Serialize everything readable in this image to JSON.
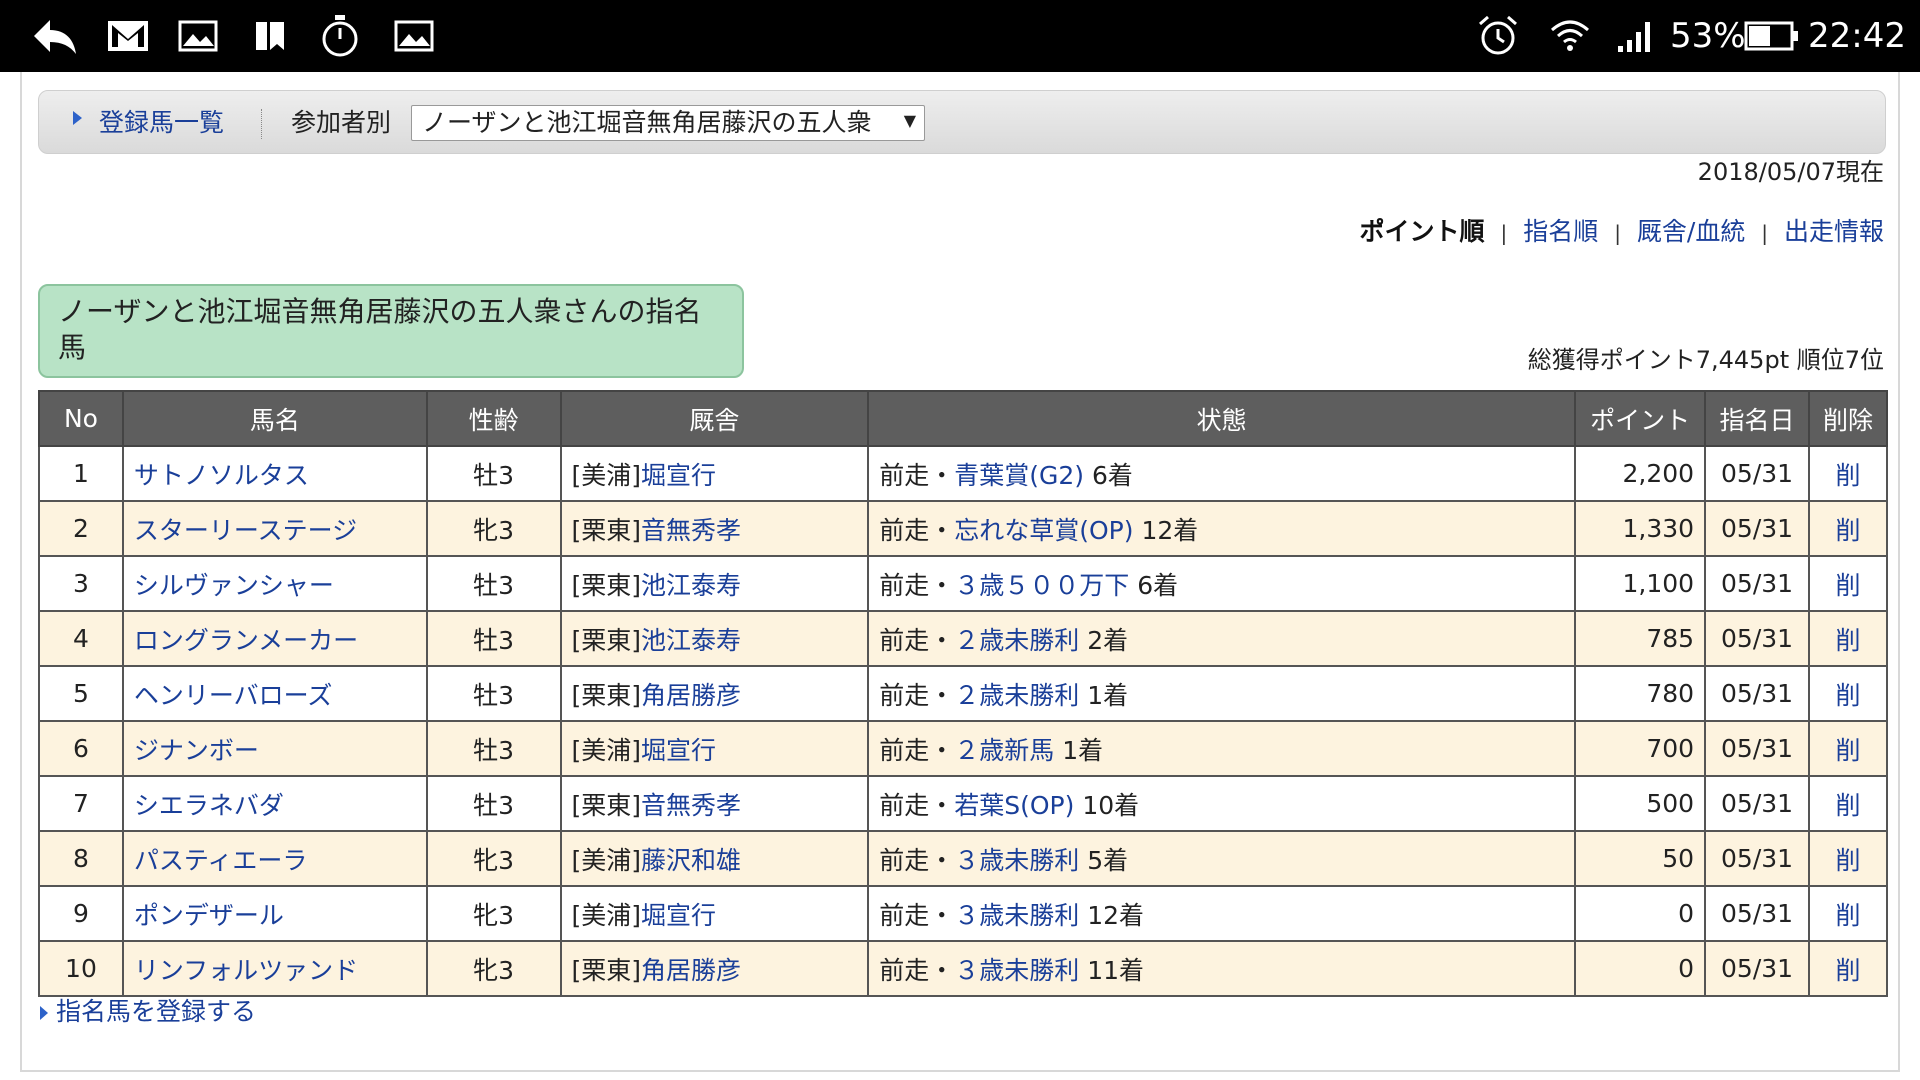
{
  "status_bar": {
    "icons": [
      "back-icon",
      "gmail-icon",
      "image-icon",
      "bookmark-icon",
      "stopwatch-icon",
      "image-icon",
      "alarm-icon",
      "wifi-icon",
      "signal-icon",
      "battery-icon"
    ],
    "battery": "53%",
    "time": "22:42",
    "battery_level": 0.53
  },
  "nav": {
    "registered_link": "登録馬一覧",
    "participant_label": "参加者別",
    "selected_participant": "ノーザンと池江堀音無角居藤沢の五人衆",
    "caret": "▼"
  },
  "as_of": "2018/05/07現在",
  "sort": {
    "current": "ポイント順",
    "options": [
      "指名順",
      "厩舎/血統",
      "出走情報"
    ],
    "separator": "|"
  },
  "title": "ノーザンと池江堀音無角居藤沢の五人衆さんの指名馬",
  "total": "総獲得ポイント7,445pt 順位7位",
  "table": {
    "headers": [
      "No",
      "馬名",
      "性齢",
      "厩舎",
      "状態",
      "ポイント",
      "指名日",
      "削除"
    ],
    "rows": [
      {
        "no": "1",
        "name": "サトノソルタス",
        "sex_age": "牡3",
        "region": "[美浦]",
        "trainer": "堀宣行",
        "prefix": "前走・",
        "race": "青葉賞(G2)",
        "result": "6着",
        "points": "2,200",
        "date": "05/31",
        "del": "削"
      },
      {
        "no": "2",
        "name": "スターリーステージ",
        "sex_age": "牝3",
        "region": "[栗東]",
        "trainer": "音無秀孝",
        "prefix": "前走・",
        "race": "忘れな草賞(OP)",
        "result": "12着",
        "points": "1,330",
        "date": "05/31",
        "del": "削"
      },
      {
        "no": "3",
        "name": "シルヴァンシャー",
        "sex_age": "牡3",
        "region": "[栗東]",
        "trainer": "池江泰寿",
        "prefix": "前走・",
        "race": "３歳５００万下",
        "result": "6着",
        "points": "1,100",
        "date": "05/31",
        "del": "削"
      },
      {
        "no": "4",
        "name": "ロングランメーカー",
        "sex_age": "牡3",
        "region": "[栗東]",
        "trainer": "池江泰寿",
        "prefix": "前走・",
        "race": "２歳未勝利",
        "result": "2着",
        "points": "785",
        "date": "05/31",
        "del": "削"
      },
      {
        "no": "5",
        "name": "ヘンリーバローズ",
        "sex_age": "牡3",
        "region": "[栗東]",
        "trainer": "角居勝彦",
        "prefix": "前走・",
        "race": "２歳未勝利",
        "result": "1着",
        "points": "780",
        "date": "05/31",
        "del": "削"
      },
      {
        "no": "6",
        "name": "ジナンボー",
        "sex_age": "牡3",
        "region": "[美浦]",
        "trainer": "堀宣行",
        "prefix": "前走・",
        "race": "２歳新馬",
        "result": "1着",
        "points": "700",
        "date": "05/31",
        "del": "削"
      },
      {
        "no": "7",
        "name": "シエラネバダ",
        "sex_age": "牡3",
        "region": "[栗東]",
        "trainer": "音無秀孝",
        "prefix": "前走・",
        "race": "若葉S(OP)",
        "result": "10着",
        "points": "500",
        "date": "05/31",
        "del": "削"
      },
      {
        "no": "8",
        "name": "パスティエーラ",
        "sex_age": "牝3",
        "region": "[美浦]",
        "trainer": "藤沢和雄",
        "prefix": "前走・",
        "race": "３歳未勝利",
        "result": "5着",
        "points": "50",
        "date": "05/31",
        "del": "削"
      },
      {
        "no": "9",
        "name": "ポンデザール",
        "sex_age": "牝3",
        "region": "[美浦]",
        "trainer": "堀宣行",
        "prefix": "前走・",
        "race": "３歳未勝利",
        "result": "12着",
        "points": "0",
        "date": "05/31",
        "del": "削"
      },
      {
        "no": "10",
        "name": "リンフォルツァンド",
        "sex_age": "牝3",
        "region": "[栗東]",
        "trainer": "角居勝彦",
        "prefix": "前走・",
        "race": "３歳未勝利",
        "result": "11着",
        "points": "0",
        "date": "05/31",
        "del": "削"
      }
    ]
  },
  "register_link": "指名馬を登録する",
  "colors": {
    "link": "#1a3f99",
    "header_bg": "#5e5e5e",
    "even_row": "#fdf3df",
    "title_bg": "#b8e3c6"
  }
}
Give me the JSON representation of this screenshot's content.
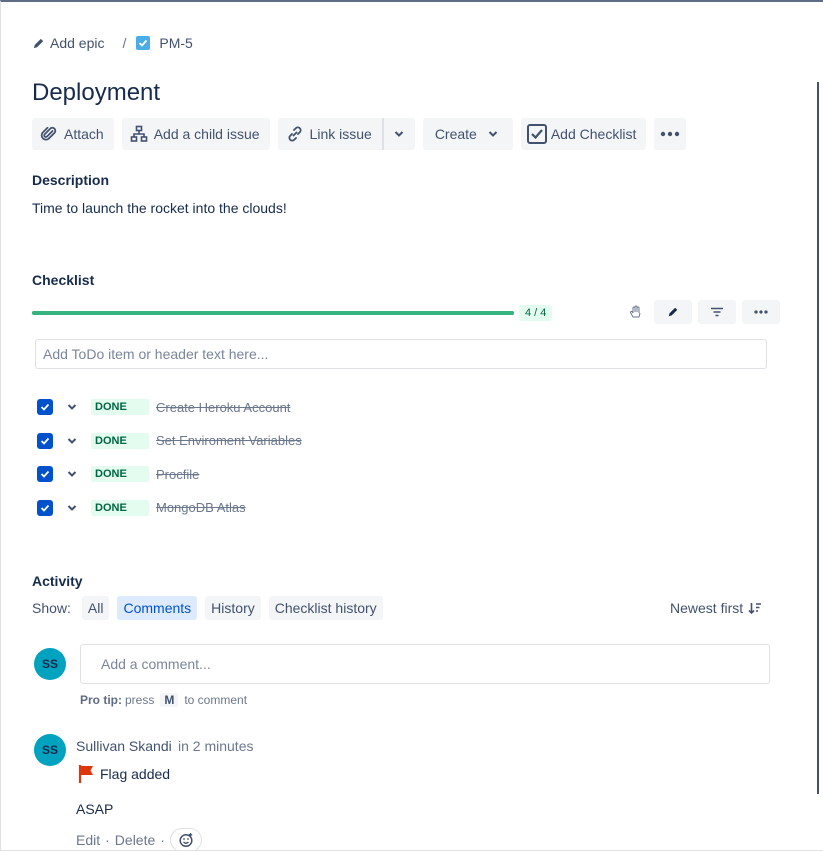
{
  "breadcrumb": {
    "epic_label": "Add epic",
    "separator": "/",
    "issue_key": "PM-5"
  },
  "issue": {
    "title": "Deployment"
  },
  "toolbar": {
    "attach": "Attach",
    "add_child": "Add a child issue",
    "link_issue": "Link issue",
    "create": "Create",
    "add_checklist": "Add Checklist"
  },
  "description": {
    "heading": "Description",
    "text": "Time to launch the rocket into the clouds!"
  },
  "checklist": {
    "heading": "Checklist",
    "progress_label": "4 / 4",
    "progress_fraction": 1.0,
    "add_placeholder": "Add ToDo item or header text here...",
    "items": [
      {
        "status": "DONE",
        "label": "Create Heroku Account",
        "checked": true
      },
      {
        "status": "DONE",
        "label": "Set Enviroment Variables",
        "checked": true
      },
      {
        "status": "DONE",
        "label": "Procfile",
        "checked": true
      },
      {
        "status": "DONE",
        "label": "MongoDB Atlas",
        "checked": true
      }
    ]
  },
  "activity": {
    "heading": "Activity",
    "show_label": "Show:",
    "filters": [
      "All",
      "Comments",
      "History",
      "Checklist history"
    ],
    "active_filter": "Comments",
    "sort_label": "Newest first",
    "comment_placeholder": "Add a comment...",
    "current_user_initials": "SS",
    "protip": {
      "label": "Pro tip:",
      "press": "press",
      "key": "M",
      "suffix": "to comment"
    }
  },
  "comment": {
    "initials": "SS",
    "author": "Sullivan Skandi",
    "time": "in 2 minutes",
    "flag_text": "Flag added",
    "body": "ASAP",
    "edit": "Edit",
    "delete": "Delete",
    "dot": "·"
  },
  "colors": {
    "accent": "#0052cc",
    "done_bg": "#e3fcef",
    "done_text": "#006644",
    "progress": "#36b37e",
    "avatar": "#00a3bf",
    "flag": "#de350b"
  }
}
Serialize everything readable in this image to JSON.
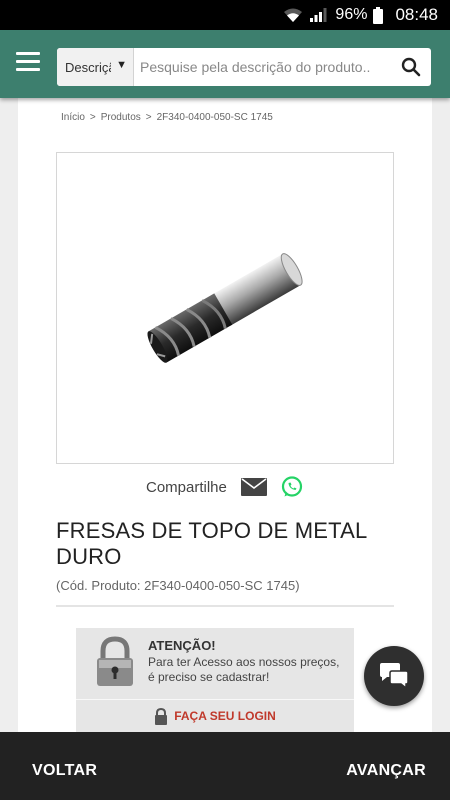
{
  "status_bar": {
    "battery": "96%",
    "time": "08:48"
  },
  "header": {
    "search_select_value": "Descrição",
    "search_placeholder": "Pesquise pela descrição do produto.."
  },
  "breadcrumb": [
    "Início",
    "Produtos",
    "2F340-0400-050-SC 1745"
  ],
  "share": {
    "label": "Compartilhe"
  },
  "product": {
    "title": "FRESAS DE TOPO DE METAL DURO",
    "code": "(Cód. Produto: 2F340-0400-050-SC 1745)"
  },
  "notice": {
    "title": "ATENÇÃO!",
    "text": "Para ter Acesso aos nossos preços, é preciso se cadastrar!",
    "login_label": "FAÇA SEU LOGIN"
  },
  "bottom_nav": {
    "back": "VOLTAR",
    "forward": "AVANÇAR"
  },
  "colors": {
    "header": "#3d7f6e",
    "login_text": "#c0392b",
    "bottom_bar": "#222222",
    "whatsapp": "#25d366"
  }
}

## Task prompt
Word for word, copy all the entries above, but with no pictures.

## Expected answer
Serialize everything readable in this image to JSON.
{
  "status_bar": {
    "icons": [
      "back-icon",
      "gmail-icon",
      "image-icon",
      "bookmark-icon",
      "stopwatch-icon",
      "image-icon",
      "alarm-icon",
      "wifi-icon",
      "signal-icon",
      "battery-icon"
    ],
    "battery": "53%",
    "time": "22:42",
    "battery_level": 0.53
  },
  "nav": {
    "registered_link": "登録馬一覧",
    "participant_label": "参加者別",
    "selected_participant": "ノーザンと池江堀音無角居藤沢の五人衆",
    "caret": "▼"
  },
  "as_of": "2018/05/07現在",
  "sort": {
    "current": "ポイント順",
    "options": [
      "指名順",
      "厩舎/血統",
      "出走情報"
    ],
    "separator": "|"
  },
  "title": "ノーザンと池江堀音無角居藤沢の五人衆さんの指名馬",
  "total": "総獲得ポイント7,445pt 順位7位",
  "table": {
    "headers": [
      "No",
      "馬名",
      "性齢",
      "厩舎",
      "状態",
      "ポイント",
      "指名日",
      "削除"
    ],
    "rows": [
      {
        "no": "1",
        "name": "サトノソルタス",
        "sex_age": "牡3",
        "region": "[美浦]",
        "trainer": "堀宣行",
        "prefix": "前走・",
        "race": "青葉賞(G2)",
        "result": "6着",
        "points": "2,200",
        "date": "05/31",
        "del": "削"
      },
      {
        "no": "2",
        "name": "スターリーステージ",
        "sex_age": "牝3",
        "region": "[栗東]",
        "trainer": "音無秀孝",
        "prefix": "前走・",
        "race": "忘れな草賞(OP)",
        "result": "12着",
        "points": "1,330",
        "date": "05/31",
        "del": "削"
      },
      {
        "no": "3",
        "name": "シルヴァンシャー",
        "sex_age": "牡3",
        "region": "[栗東]",
        "trainer": "池江泰寿",
        "prefix": "前走・",
        "race": "３歳５００万下",
        "result": "6着",
        "points": "1,100",
        "date": "05/31",
        "del": "削"
      },
      {
        "no": "4",
        "name": "ロングランメーカー",
        "sex_age": "牡3",
        "region": "[栗東]",
        "trainer": "池江泰寿",
        "prefix": "前走・",
        "race": "２歳未勝利",
        "result": "2着",
        "points": "785",
        "date": "05/31",
        "del": "削"
      },
      {
        "no": "5",
        "name": "ヘンリーバローズ",
        "sex_age": "牡3",
        "region": "[栗東]",
        "trainer": "角居勝彦",
        "prefix": "前走・",
        "race": "２歳未勝利",
        "result": "1着",
        "points": "780",
        "date": "05/31",
        "del": "削"
      },
      {
        "no": "6",
        "name": "ジナンボー",
        "sex_age": "牡3",
        "region": "[美浦]",
        "trainer": "堀宣行",
        "prefix": "前走・",
        "race": "２歳新馬",
        "result": "1着",
        "points": "700",
        "date": "05/31",
        "del": "削"
      },
      {
        "no": "7",
        "name": "シエラネバダ",
        "sex_age": "牡3",
        "region": "[栗東]",
        "trainer": "音無秀孝",
        "prefix": "前走・",
        "race": "若葉S(OP)",
        "result": "10着",
        "points": "500",
        "date": "05/31",
        "del": "削"
      },
      {
        "no": "8",
        "name": "パスティエーラ",
        "sex_age": "牝3",
        "region": "[美浦]",
        "trainer": "藤沢和雄",
        "prefix": "前走・",
        "race": "３歳未勝利",
        "result": "5着",
        "points": "50",
        "date": "05/31",
        "del": "削"
      },
      {
        "no": "9",
        "name": "ポンデザール",
        "sex_age": "牝3",
        "region": "[美浦]",
        "trainer": "堀宣行",
        "prefix": "前走・",
        "race": "３歳未勝利",
        "result": "12着",
        "points": "0",
        "date": "05/31",
        "del": "削"
      },
      {
        "no": "10",
        "name": "リンフォルツァンド",
        "sex_age": "牝3",
        "region": "[栗東]",
        "trainer": "角居勝彦",
        "prefix": "前走・",
        "race": "３歳未勝利",
        "result": "11着",
        "points": "0",
        "date": "05/31",
        "del": "削"
      }
    ]
  },
  "register_link": "指名馬を登録する",
  "colors": {
    "link": "#1a3f99",
    "header_bg": "#5e5e5e",
    "even_row": "#fdf3df",
    "title_bg": "#b8e3c6"
  }
}
Give me the JSON representation of this screenshot's content.
{
  "breadcrumb": {
    "epic_label": "Add epic",
    "separator": "/",
    "issue_key": "PM-5"
  },
  "issue": {
    "title": "Deployment"
  },
  "toolbar": {
    "attach": "Attach",
    "add_child": "Add a child issue",
    "link_issue": "Link issue",
    "create": "Create",
    "add_checklist": "Add Checklist"
  },
  "description": {
    "heading": "Description",
    "text": "Time to launch the rocket into the clouds!"
  },
  "checklist": {
    "heading": "Checklist",
    "progress_label": "4 / 4",
    "progress_fraction": 1.0,
    "add_placeholder": "Add ToDo item or header text here...",
    "items": [
      {
        "status": "DONE",
        "label": "Create Heroku Account",
        "checked": true
      },
      {
        "status": "DONE",
        "label": "Set Enviroment Variables",
        "checked": true
      },
      {
        "status": "DONE",
        "label": "Procfile",
        "checked": true
      },
      {
        "status": "DONE",
        "label": "MongoDB Atlas",
        "checked": true
      }
    ]
  },
  "activity": {
    "heading": "Activity",
    "show_label": "Show:",
    "filters": [
      "All",
      "Comments",
      "History",
      "Checklist history"
    ],
    "active_filter": "Comments",
    "sort_label": "Newest first",
    "comment_placeholder": "Add a comment...",
    "current_user_initials": "SS",
    "protip": {
      "label": "Pro tip:",
      "press": "press",
      "key": "M",
      "suffix": "to comment"
    }
  },
  "comment": {
    "initials": "SS",
    "author": "Sullivan Skandi",
    "time": "in 2 minutes",
    "flag_text": "Flag added",
    "body": "ASAP",
    "edit": "Edit",
    "delete": "Delete",
    "dot": "·"
  },
  "colors": {
    "accent": "#0052cc",
    "done_bg": "#e3fcef",
    "done_text": "#006644",
    "progress": "#36b37e",
    "avatar": "#00a3bf",
    "flag": "#de350b"
  }
}
Serialize everything readable in this image to JSON.
{
  "status_bar": {
    "battery": "96%",
    "time": "08:48"
  },
  "header": {
    "search_select_value": "Descrição",
    "search_placeholder": "Pesquise pela descrição do produto.."
  },
  "breadcrumb": [
    "Início",
    "Produtos",
    "2F340-0400-050-SC 1745"
  ],
  "share": {
    "label": "Compartilhe"
  },
  "product": {
    "title": "FRESAS DE TOPO DE METAL DURO",
    "code": "(Cód. Produto: 2F340-0400-050-SC 1745)"
  },
  "notice": {
    "title": "ATENÇÃO!",
    "text": "Para ter Acesso aos nossos preços, é preciso se cadastrar!",
    "login_label": "FAÇA SEU LOGIN"
  },
  "bottom_nav": {
    "back": "VOLTAR",
    "forward": "AVANÇAR"
  },
  "colors": {
    "header": "#3d7f6e",
    "login_text": "#c0392b",
    "bottom_bar": "#222222",
    "whatsapp": "#25d366"
  }
}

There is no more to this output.